**Exercise brief**
In the records below, find each line with the word "title" and copy it.

Source data START

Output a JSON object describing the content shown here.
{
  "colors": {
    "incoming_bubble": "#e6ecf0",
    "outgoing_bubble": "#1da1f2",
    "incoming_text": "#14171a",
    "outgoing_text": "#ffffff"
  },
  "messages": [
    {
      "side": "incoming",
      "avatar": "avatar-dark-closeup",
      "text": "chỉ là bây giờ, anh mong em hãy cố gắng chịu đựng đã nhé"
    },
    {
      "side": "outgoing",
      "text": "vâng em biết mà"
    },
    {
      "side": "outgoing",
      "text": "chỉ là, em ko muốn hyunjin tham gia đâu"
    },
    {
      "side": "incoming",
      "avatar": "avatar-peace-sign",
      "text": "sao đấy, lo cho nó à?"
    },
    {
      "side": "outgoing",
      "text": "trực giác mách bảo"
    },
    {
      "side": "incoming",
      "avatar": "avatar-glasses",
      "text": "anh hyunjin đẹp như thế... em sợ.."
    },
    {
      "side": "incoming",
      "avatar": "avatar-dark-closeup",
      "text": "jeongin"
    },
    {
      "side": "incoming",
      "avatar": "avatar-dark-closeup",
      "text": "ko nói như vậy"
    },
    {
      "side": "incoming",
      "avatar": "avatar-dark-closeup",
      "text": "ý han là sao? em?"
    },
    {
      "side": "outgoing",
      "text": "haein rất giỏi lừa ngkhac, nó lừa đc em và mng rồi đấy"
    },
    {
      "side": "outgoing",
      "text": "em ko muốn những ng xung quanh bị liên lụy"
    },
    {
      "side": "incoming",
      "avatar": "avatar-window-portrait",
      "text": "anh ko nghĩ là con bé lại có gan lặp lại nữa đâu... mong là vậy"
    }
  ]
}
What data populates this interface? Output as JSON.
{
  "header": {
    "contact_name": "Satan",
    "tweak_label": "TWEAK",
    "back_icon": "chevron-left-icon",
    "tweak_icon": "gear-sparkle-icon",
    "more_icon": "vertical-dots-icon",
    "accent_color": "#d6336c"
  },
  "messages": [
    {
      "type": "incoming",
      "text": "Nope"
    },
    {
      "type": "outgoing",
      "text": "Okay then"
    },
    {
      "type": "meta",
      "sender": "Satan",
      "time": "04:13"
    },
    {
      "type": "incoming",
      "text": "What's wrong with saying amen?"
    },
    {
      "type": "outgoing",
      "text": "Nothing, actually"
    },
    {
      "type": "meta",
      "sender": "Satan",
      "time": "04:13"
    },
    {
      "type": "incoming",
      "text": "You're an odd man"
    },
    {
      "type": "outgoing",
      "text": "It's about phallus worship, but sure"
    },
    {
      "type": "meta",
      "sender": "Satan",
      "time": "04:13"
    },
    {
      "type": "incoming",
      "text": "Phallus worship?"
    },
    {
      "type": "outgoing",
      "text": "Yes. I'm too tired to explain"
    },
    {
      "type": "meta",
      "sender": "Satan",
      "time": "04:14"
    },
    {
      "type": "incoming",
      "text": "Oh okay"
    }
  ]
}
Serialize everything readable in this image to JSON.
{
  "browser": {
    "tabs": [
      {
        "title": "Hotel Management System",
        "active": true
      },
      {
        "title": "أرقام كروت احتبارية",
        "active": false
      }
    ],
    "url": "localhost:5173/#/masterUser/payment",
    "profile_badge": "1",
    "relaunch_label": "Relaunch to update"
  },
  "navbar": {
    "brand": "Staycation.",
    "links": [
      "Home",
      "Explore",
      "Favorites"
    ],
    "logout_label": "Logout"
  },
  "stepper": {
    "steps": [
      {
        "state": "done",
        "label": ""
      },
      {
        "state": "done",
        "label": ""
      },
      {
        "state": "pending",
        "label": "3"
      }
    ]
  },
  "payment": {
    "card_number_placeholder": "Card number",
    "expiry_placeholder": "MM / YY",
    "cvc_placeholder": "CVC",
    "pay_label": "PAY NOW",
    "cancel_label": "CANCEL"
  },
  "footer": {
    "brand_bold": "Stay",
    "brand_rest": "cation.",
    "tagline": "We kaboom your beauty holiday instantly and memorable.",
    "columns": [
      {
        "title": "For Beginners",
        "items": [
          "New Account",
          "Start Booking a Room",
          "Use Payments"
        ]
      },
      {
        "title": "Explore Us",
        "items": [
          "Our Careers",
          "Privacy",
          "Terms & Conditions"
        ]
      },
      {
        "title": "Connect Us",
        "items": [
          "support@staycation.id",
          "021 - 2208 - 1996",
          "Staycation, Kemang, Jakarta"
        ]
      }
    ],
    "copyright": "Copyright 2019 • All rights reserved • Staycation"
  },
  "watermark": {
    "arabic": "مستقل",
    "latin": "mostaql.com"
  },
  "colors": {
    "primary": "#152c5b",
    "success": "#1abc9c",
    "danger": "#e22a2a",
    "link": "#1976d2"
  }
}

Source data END

**Result of this task**
        "title": "Hotel Management System",
        "title": "أرقام كروت احتبارية",
        "title": "For Beginners",
        "title": "Explore Us",
        "title": "Connect Us",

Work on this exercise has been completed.